A child or person reporting an incident must be taken seriously and listened to carefully. Once an allegation is made there should be an immediate response that protects the child from further potential abuse or victimisation. The family of the child should be informed of the allegation and action proposed and they should be consulted where possible as to the process to be followed.
When concerns arise, all parties will be directed through a formal complaints process .
Distance the alleged perpetrator
The best interests of the child may warrant the standing down of the alleged perpetrator while an investigation commences. A person who has been stood down is entitled to a just process that does not pre-suppose guilt or innocence. The allegations should not be discussed or communicated to any person outside the process until a final outcome is known. The reasons for a decision to stand down a person must be fully documented.
Document the incident
As soon as possible, the person receiving the disclosure must fully document the allegation, including the time, place and witnesses. This report will be used as the basis of investigation and possibly used in court if charges are forthcoming.
Confidentiality is crucial to a fair and effective reporting procedure. It is unacceptable and potentially defamatory for concerns of child abuse (and abusers) to be spread throughout the organisation rather than being directed through a formal complaints process. All participants must understand the importance of following the set reporting lines when concerns arise. Confidentiality protects the child, the abuser, the notifier, the respondent and the organisation, and ensures a fair and proper process.
Investigation of complaints
Internal investigation will undertake a confidential, thorough, impartial and prompt process. The investigation may consist of interviews and witnesses and others as appropriate, collection of information about the alleged conduct, gathering of documentation, or other procedures as appropriate. The individual alleged to have violated this policy would have the opportunity to present his or her view of the events in question.
Physical and/or sexual abuse of a child is a criminal offence. Organisations may be required to notify national authorities when there are reasonable grounds for reporting abuse.
HOPE will not tolerate any form of coercion, intimidation, reprisal or retaliation against any HOPE representative who reports any form of abuse or exploitation, provides any information or other assistance in an investigation.

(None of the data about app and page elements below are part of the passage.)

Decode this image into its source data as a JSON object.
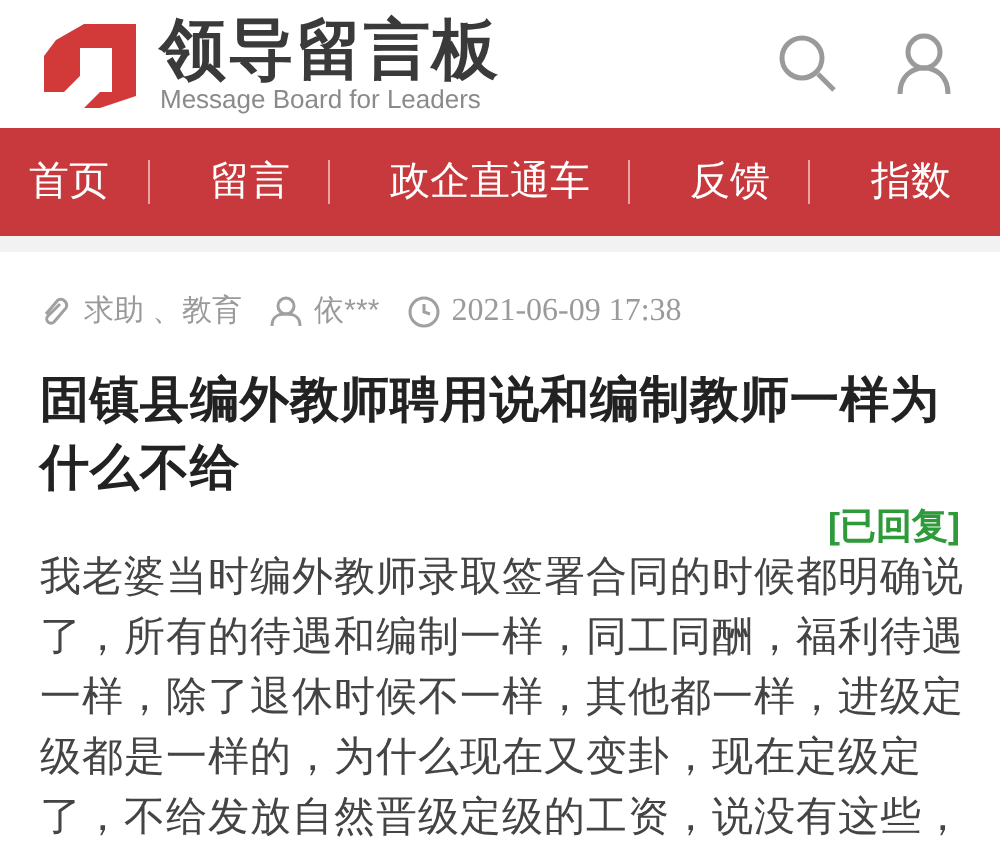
{
  "header": {
    "logo_title": "领导留言板",
    "logo_subtitle": "Message Board for Leaders"
  },
  "nav": [
    {
      "label": "首页"
    },
    {
      "label": "留言"
    },
    {
      "label": "政企直通车"
    },
    {
      "label": "反馈"
    },
    {
      "label": "指数"
    }
  ],
  "post": {
    "category": "求助 、教育",
    "author": "依***",
    "time": "2021-06-09 17:38",
    "title": "固镇县编外教师聘用说和编制教师一样为什么不给",
    "status": "[已回复]",
    "body": "我老婆当时编外教师录取签署合同的时候都明确说了，所有的待遇和编制一样，同工同酬，福利待遇一样，除了退休时候不一样，其他都一样，进级定级都是一样的，为什么现在又变卦，现在定级定了，不给发放自然晋级定级的工资，说没有这些，"
  }
}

Vigilance in recruitment and selection
All persons covered by this policy must adhere to strict guidelines in the selection process for volunteers and others. The recruitment guidelines will be reviewed regularly and updated regularly to ensure that they accurately reflect child safe recruiting and screening standards. This will include:
We will not permit a person to work with children if they pose an unacceptable risk to children’s safety or wellbeing.
We will not engage an individual with a criminal conviction related to children All personal information, and in particular police checks, will be treated in a sensitive and confidential manner.
All personnel working with children, including volunteers, will be asked to sign an Authority for a Police Check. Where a Police check cannot be obtained, all reasonable measures, including background and reference checks, will be undertaken to ensure the person does not pose a risk to children.
Training and Development
HOPE’s Child Protection Policy is made available to all HOPE representatives and others visiting or involved with HOPE projects. Child Protection Policy training will be available to all staff and further training upon request.
Use of child photos and information
Pictures, images, or other likenesses of children and/or information related to children that could compromise their care and protection will not be made available through any form of communication media. Images of children should not be accompanied be detailed information relating to their place of residence.